Problem statement: Write out each record below exactly, but not the pictures.

======== Dataset content ========

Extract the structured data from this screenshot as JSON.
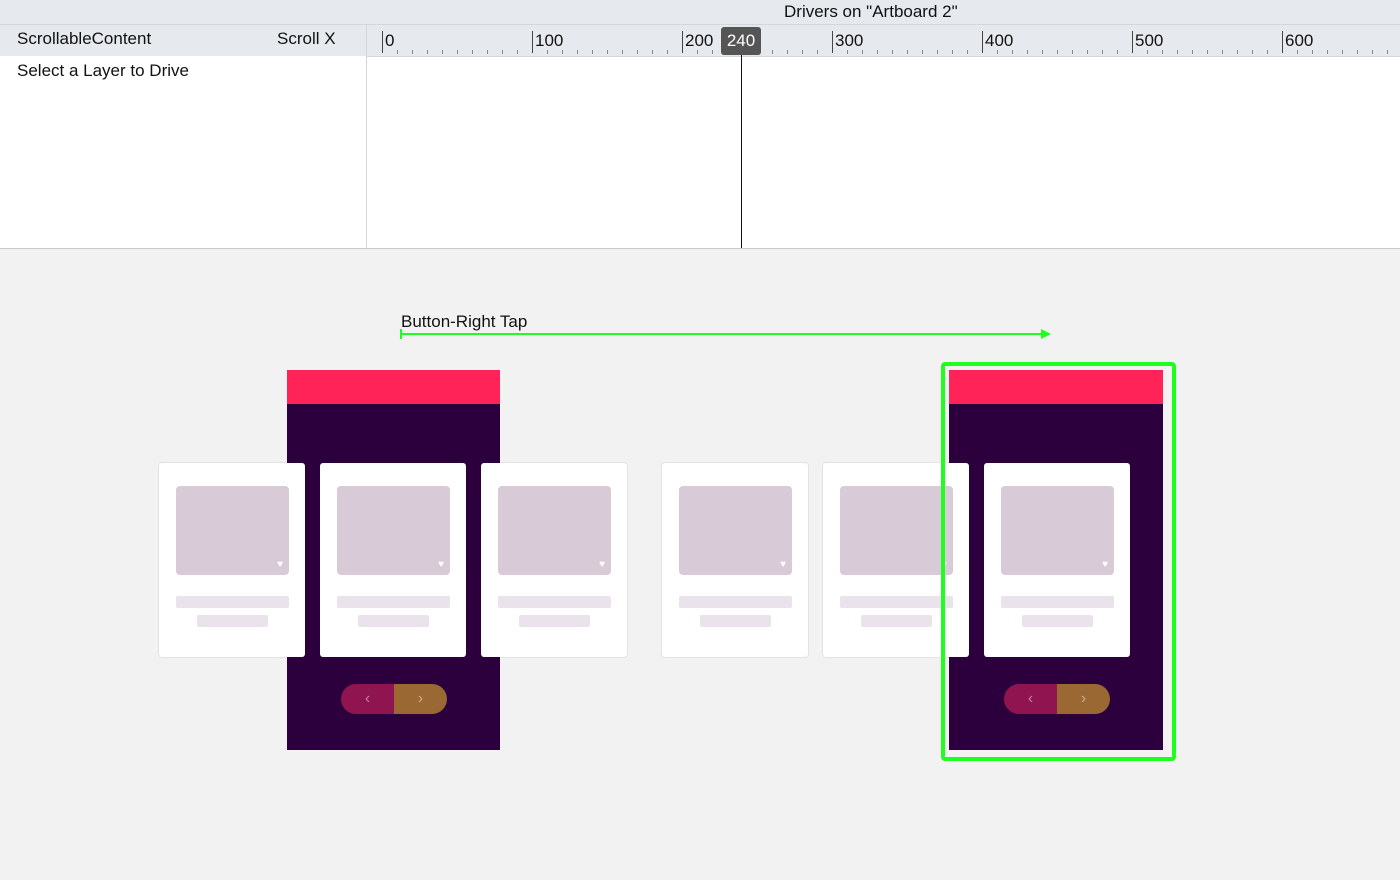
{
  "drivers_panel": {
    "title": "Drivers on \"Artboard 2\"",
    "layer_name": "ScrollableContent",
    "property_name": "Scroll X",
    "empty_hint": "Select a Layer to Drive",
    "ruler_labels": [
      "0",
      "100",
      "200",
      "300",
      "400",
      "500",
      "600"
    ],
    "playhead_value": "240"
  },
  "canvas": {
    "transition_label": "Button-Right Tap",
    "colors": {
      "header_pink": "#ff2358",
      "phone_purple": "#2c003d",
      "selection_green": "#1fff1f",
      "pill_left": "#8f1450",
      "pill_right": "#9a6832"
    },
    "pill": {
      "prev_glyph": "‹",
      "next_glyph": "›"
    },
    "card_icon": "heart-icon",
    "card_heart_glyph": "♥"
  }
}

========

Task output:
Extract the structured data from this screenshot as JSON.
{
  "drivers_panel": {
    "title": "Drivers on \"Artboard 2\"",
    "layer_name": "ScrollableContent",
    "property_name": "Scroll X",
    "empty_hint": "Select a Layer to Drive",
    "ruler_labels": [
      "0",
      "100",
      "200",
      "300",
      "400",
      "500",
      "600"
    ],
    "playhead_value": "240"
  },
  "canvas": {
    "transition_label": "Button-Right Tap",
    "colors": {
      "header_pink": "#ff2358",
      "phone_purple": "#2c003d",
      "selection_green": "#1fff1f",
      "pill_left": "#8f1450",
      "pill_right": "#9a6832"
    },
    "pill": {
      "prev_glyph": "‹",
      "next_glyph": "›"
    },
    "card_icon": "heart-icon",
    "card_heart_glyph": "♥"
  }
}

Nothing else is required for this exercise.